The problem for two-stroke engines is emissions laws that are putting the thumb screws on smokey engines. Off-road manufacturers have been working hard to design more lean-burning carburetor engines but ultimately they are doomed.
Except they’re not, thanks to a little engine KTM have been developing. The new KTM engine is a 300cc Transfer Port Injection (TPI) engine and developed for well over a decade – the project began 13 years ago but took a back seat for a couple of years during the global recession.
Initially going down a cul-de-sac with EFI scooter and marine engines, using air-assisted direct fuel injection, KTM admit development has been tough on this patent-pending TPI system. How you start from nothing to develop two-stroke injection and software to deliver the fuel and air in ever way a carburetor can, in every conceivable riding condition, boggles the mind. That’s why it took so long. Thinking about the last half-dozen times I’ve been out on a motorcycle I can’t imagine how you would arrive at the settings to make a motorcycle mimic a carburetor two-stroke…
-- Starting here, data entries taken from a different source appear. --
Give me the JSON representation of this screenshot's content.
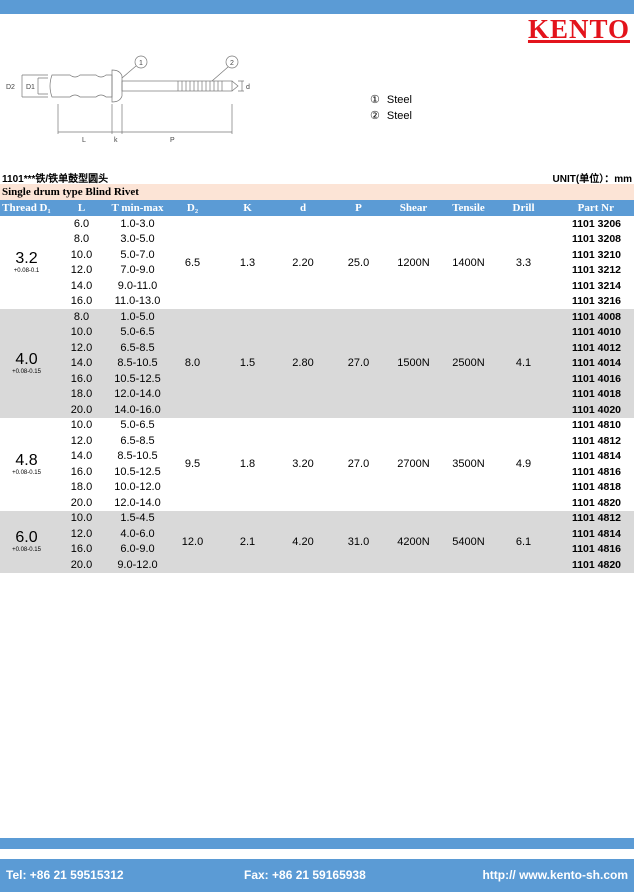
{
  "brand": {
    "logo": "KENTO"
  },
  "drawing": {
    "labels": {
      "d2": "D2",
      "d1": "D1",
      "l": "L",
      "k": "k",
      "p": "P",
      "d": "d",
      "callout1": "1",
      "callout2": "2"
    }
  },
  "legend": [
    {
      "num": "①",
      "material": "Steel"
    },
    {
      "num": "②",
      "material": "Steel"
    }
  ],
  "title": "1101***铁/铁单鼓型圆头",
  "unit": "UNIT(单位）：mm",
  "subtitle": "Single drum type Blind Rivet",
  "table": {
    "headers": [
      "Thread D₁",
      "L",
      "T min-max",
      "D₂",
      "K",
      "d",
      "P",
      "Shear",
      "Tensile",
      "Drill",
      "Part Nr"
    ],
    "groups": [
      {
        "diameter": "3.2",
        "tolerance": "+0.08-0.1",
        "d2": "6.5",
        "k": "1.3",
        "d": "2.20",
        "p": "25.0",
        "shear": "1200N",
        "tensile": "1400N",
        "drill": "3.3",
        "rows": [
          {
            "l": "6.0",
            "t": "1.0-3.0",
            "part": "1101 3206"
          },
          {
            "l": "8.0",
            "t": "3.0-5.0",
            "part": "1101 3208"
          },
          {
            "l": "10.0",
            "t": "5.0-7.0",
            "part": "1101 3210"
          },
          {
            "l": "12.0",
            "t": "7.0-9.0",
            "part": "1101 3212"
          },
          {
            "l": "14.0",
            "t": "9.0-11.0",
            "part": "1101 3214"
          },
          {
            "l": "16.0",
            "t": "11.0-13.0",
            "part": "1101 3216"
          }
        ]
      },
      {
        "diameter": "4.0",
        "tolerance": "+0.08-0.15",
        "d2": "8.0",
        "k": "1.5",
        "d": "2.80",
        "p": "27.0",
        "shear": "1500N",
        "tensile": "2500N",
        "drill": "4.1",
        "rows": [
          {
            "l": "8.0",
            "t": "1.0-5.0",
            "part": "1101 4008"
          },
          {
            "l": "10.0",
            "t": "5.0-6.5",
            "part": "1101 4010"
          },
          {
            "l": "12.0",
            "t": "6.5-8.5",
            "part": "1101 4012"
          },
          {
            "l": "14.0",
            "t": "8.5-10.5",
            "part": "1101 4014"
          },
          {
            "l": "16.0",
            "t": "10.5-12.5",
            "part": "1101 4016"
          },
          {
            "l": "18.0",
            "t": "12.0-14.0",
            "part": "1101 4018"
          },
          {
            "l": "20.0",
            "t": "14.0-16.0",
            "part": "1101 4020"
          }
        ]
      },
      {
        "diameter": "4.8",
        "tolerance": "+0.08-0.15",
        "d2": "9.5",
        "k": "1.8",
        "d": "3.20",
        "p": "27.0",
        "shear": "2700N",
        "tensile": "3500N",
        "drill": "4.9",
        "rows": [
          {
            "l": "10.0",
            "t": "5.0-6.5",
            "part": "1101 4810"
          },
          {
            "l": "12.0",
            "t": "6.5-8.5",
            "part": "1101 4812"
          },
          {
            "l": "14.0",
            "t": "8.5-10.5",
            "part": "1101 4814"
          },
          {
            "l": "16.0",
            "t": "10.5-12.5",
            "part": "1101 4816"
          },
          {
            "l": "18.0",
            "t": "10.0-12.0",
            "part": "1101 4818"
          },
          {
            "l": "20.0",
            "t": "12.0-14.0",
            "part": "1101 4820"
          }
        ]
      },
      {
        "diameter": "6.0",
        "tolerance": "+0.08-0.15",
        "d2": "12.0",
        "k": "2.1",
        "d": "4.20",
        "p": "31.0",
        "shear": "4200N",
        "tensile": "5400N",
        "drill": "6.1",
        "rows": [
          {
            "l": "10.0",
            "t": "1.5-4.5",
            "part": "1101 4812"
          },
          {
            "l": "12.0",
            "t": "4.0-6.0",
            "part": "1101 4814"
          },
          {
            "l": "16.0",
            "t": "6.0-9.0",
            "part": "1101 4816"
          },
          {
            "l": "20.0",
            "t": "9.0-12.0",
            "part": "1101 4820"
          }
        ]
      }
    ]
  },
  "footer": {
    "tel": "Tel: +86 21 59515312",
    "fax": "Fax: +86 21 59165938",
    "web": "http:// www.kento-sh.com"
  }
}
Yet KTM have. At any altitude, in any weather, the TPI engine means no more jetting problems caused by conditions. It’s also easier to live with and no more complex than a ‘normal’ two-stroke. A separate oil system (mixing 1:80 ratio) means no more pre-mixing fuel – oil top-ups will most likely come every five or six petrol fill-ups. In races the new KTM TPI two-stroke engine is more economical too – 20 to 30 percent, KTM claim – though it depends on riding conditions and the heaviness of your throttle hand.
The big difference is the linear power delivery. There’s no sudden powerband pulling your arms off, just tractable power. This means you can find grip more easily because the throttle link to the rear wheel is more precise. Motorcycles which grip better, are easier to ride and burn less fuel – it’s hard to not like that. Unlike a carburetor two-stroke the new TPI never needs a good rev-out to clear the smoke, however it does get mildly fluffy. It doesn’t smoke anything like as much, however. TPI motorcycles are about 3 kilogram heavier, though you’d be heard-pushed to feel it.